|US5783153 *||Aug 4, 1997||Jul 21, 1998||Ford Global Technologies, Inc.||Metal oxide oxygen sensors based on phase transformation|
|US5798269 *||Aug 4, 1997||Aug 25, 1998||Ford Global Technologies, Inc.||Method for detecting change in oxygen partial pressure based on metal/metal oxide phase transformations|
|US5806306 *||Jun 14, 1996||Sep 15, 1998||Nippondenso Co., Ltd.||Deterioration monitoring apparatus for an exhaust system of an internal combustion engine|
|US5869743 *||Feb 10, 1997||Feb 9, 1999||Sun Electric U.K. Limited||Method and apparatus for analyzing catalyst and other systems operations|
|US5876673 *||Aug 4, 1997||Mar 2, 1999||Ford Global Technologies, Inc.||High sensitivity phase transformation-based oxygen sensors for proportional control|
|US5942674 *||Aug 4, 1997||Aug 24, 1999||Ford Global Technologies, Inc.||Method for detecting oxygen partial pressure using a phase-transformation sensor|
|US6092368 *||Feb 28, 1997||Jul 25, 2000||Hitachi, Ltd.||Function diagnostic system for an exhaust gas purifying apparatus in an internal combustion engine|
|US8205435 *||Jun 10, 2009||Jun 26, 2012||Honda Motor Co., Ltd.||Deterioration determination device for catalyst, catalyst deterioration determining method, and engine control unit|
|US20060260295 *||May 17, 2006||Nov 23, 2006||Guido Gielen||Method and device for diagnosing a reading|
|US20090308058 *||Dec 17, 2009||Honda Motor Co. Ltd||Deterioration determination device for catalyst, catalyst deterioration determining method, and engine control unit|
|DE19708225B4 *||Feb 28, 1997||Sep 1, 2005||Hitachi, Ltd.||Funktionsdiagnosesystem für Abgasreinigungsvorrichtung von Verbrennungsmotoren|
|International Classification||F02B77/08, F01N3/20, F02D41/22, G01N27/417, F01N11/00, F02D41/14|
|Cooperative Classification||F01N11/007, F01N2550/02, G01N27/4175, Y02T10/47, F02D41/1441|
|European Classification||F02D41/14D1D, G01N27/417C, F01N11/00C|

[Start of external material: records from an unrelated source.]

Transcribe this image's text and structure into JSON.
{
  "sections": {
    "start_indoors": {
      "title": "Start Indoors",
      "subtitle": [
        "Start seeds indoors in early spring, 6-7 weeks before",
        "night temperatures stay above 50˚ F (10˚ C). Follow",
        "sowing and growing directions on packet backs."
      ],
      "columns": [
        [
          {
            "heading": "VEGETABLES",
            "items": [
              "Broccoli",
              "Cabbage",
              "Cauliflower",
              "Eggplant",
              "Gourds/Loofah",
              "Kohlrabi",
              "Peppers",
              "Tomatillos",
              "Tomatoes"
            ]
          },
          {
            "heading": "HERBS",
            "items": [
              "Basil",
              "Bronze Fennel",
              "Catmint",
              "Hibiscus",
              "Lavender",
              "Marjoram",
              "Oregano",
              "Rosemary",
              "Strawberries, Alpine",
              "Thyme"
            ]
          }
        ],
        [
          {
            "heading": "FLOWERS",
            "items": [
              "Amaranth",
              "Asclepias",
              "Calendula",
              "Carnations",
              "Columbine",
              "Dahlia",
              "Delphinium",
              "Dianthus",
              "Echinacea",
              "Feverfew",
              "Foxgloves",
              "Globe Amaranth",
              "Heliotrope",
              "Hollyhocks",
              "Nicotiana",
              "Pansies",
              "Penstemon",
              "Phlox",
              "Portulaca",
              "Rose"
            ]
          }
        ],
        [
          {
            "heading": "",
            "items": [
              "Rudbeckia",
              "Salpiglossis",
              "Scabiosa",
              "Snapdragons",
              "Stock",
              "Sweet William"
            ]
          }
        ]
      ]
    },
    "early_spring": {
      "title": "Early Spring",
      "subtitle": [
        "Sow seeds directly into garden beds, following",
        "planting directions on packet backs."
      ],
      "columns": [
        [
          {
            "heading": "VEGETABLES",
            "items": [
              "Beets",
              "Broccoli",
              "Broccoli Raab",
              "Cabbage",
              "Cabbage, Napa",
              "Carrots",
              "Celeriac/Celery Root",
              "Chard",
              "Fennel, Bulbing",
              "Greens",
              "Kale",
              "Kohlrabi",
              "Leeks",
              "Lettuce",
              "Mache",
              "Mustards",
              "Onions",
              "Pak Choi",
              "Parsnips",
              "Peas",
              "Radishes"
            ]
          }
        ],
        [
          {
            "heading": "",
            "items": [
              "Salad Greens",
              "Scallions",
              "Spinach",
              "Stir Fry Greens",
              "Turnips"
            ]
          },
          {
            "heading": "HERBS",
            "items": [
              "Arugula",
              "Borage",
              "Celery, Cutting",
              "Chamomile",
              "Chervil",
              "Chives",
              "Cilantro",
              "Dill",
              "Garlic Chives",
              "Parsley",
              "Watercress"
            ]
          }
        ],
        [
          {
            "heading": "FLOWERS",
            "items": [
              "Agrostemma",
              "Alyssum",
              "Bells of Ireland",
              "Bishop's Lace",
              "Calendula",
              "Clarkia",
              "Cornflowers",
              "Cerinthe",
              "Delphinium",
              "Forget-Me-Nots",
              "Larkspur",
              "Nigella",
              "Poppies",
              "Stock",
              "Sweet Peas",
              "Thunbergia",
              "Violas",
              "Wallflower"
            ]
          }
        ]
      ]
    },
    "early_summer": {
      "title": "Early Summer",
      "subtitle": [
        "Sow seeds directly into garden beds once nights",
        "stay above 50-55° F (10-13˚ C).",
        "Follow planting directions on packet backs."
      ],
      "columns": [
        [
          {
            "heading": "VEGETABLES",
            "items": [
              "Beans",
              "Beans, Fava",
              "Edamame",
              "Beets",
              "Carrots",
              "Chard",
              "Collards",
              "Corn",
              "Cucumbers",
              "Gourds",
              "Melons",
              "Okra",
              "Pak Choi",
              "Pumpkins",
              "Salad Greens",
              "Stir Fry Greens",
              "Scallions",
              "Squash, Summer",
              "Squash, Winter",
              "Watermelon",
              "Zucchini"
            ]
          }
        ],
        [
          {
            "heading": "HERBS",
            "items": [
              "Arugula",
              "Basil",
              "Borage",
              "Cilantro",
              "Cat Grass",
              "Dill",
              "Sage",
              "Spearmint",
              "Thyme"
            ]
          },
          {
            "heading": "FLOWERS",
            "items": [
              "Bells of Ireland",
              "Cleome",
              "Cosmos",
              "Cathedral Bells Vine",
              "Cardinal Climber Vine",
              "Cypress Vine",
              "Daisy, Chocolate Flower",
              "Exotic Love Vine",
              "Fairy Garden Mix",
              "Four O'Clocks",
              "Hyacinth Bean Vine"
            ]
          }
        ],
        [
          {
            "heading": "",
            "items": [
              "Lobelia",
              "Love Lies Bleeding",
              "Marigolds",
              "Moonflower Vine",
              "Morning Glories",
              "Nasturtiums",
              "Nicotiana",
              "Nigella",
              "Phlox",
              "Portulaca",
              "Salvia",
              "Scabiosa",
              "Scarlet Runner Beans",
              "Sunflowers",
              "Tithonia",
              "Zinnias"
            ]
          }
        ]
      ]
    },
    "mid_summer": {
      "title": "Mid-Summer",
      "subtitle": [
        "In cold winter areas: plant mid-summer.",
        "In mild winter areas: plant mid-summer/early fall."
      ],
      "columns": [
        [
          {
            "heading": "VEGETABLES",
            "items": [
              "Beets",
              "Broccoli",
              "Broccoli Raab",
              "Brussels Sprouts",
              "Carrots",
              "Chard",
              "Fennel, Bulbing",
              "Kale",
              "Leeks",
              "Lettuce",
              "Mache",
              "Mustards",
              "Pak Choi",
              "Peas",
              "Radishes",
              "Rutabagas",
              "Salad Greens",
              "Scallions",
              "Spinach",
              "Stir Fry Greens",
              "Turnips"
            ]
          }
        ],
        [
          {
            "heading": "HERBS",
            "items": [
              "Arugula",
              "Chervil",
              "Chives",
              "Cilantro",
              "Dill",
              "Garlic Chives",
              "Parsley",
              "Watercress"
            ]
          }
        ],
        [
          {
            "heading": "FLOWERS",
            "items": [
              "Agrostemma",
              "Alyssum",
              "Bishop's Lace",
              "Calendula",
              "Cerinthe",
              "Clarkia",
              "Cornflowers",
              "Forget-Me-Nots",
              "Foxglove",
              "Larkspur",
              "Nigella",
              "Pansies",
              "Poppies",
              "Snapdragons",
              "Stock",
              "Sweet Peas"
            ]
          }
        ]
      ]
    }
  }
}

|Nov 18, 1998||FPAY||Fee payment|
Year of fee payment: 4
|Nov 1, 2002||FPAY||Fee payment|
Year of fee payment: 8
|Oct 27, 2006||FPAY||Fee payment|
Year of fee payment: 12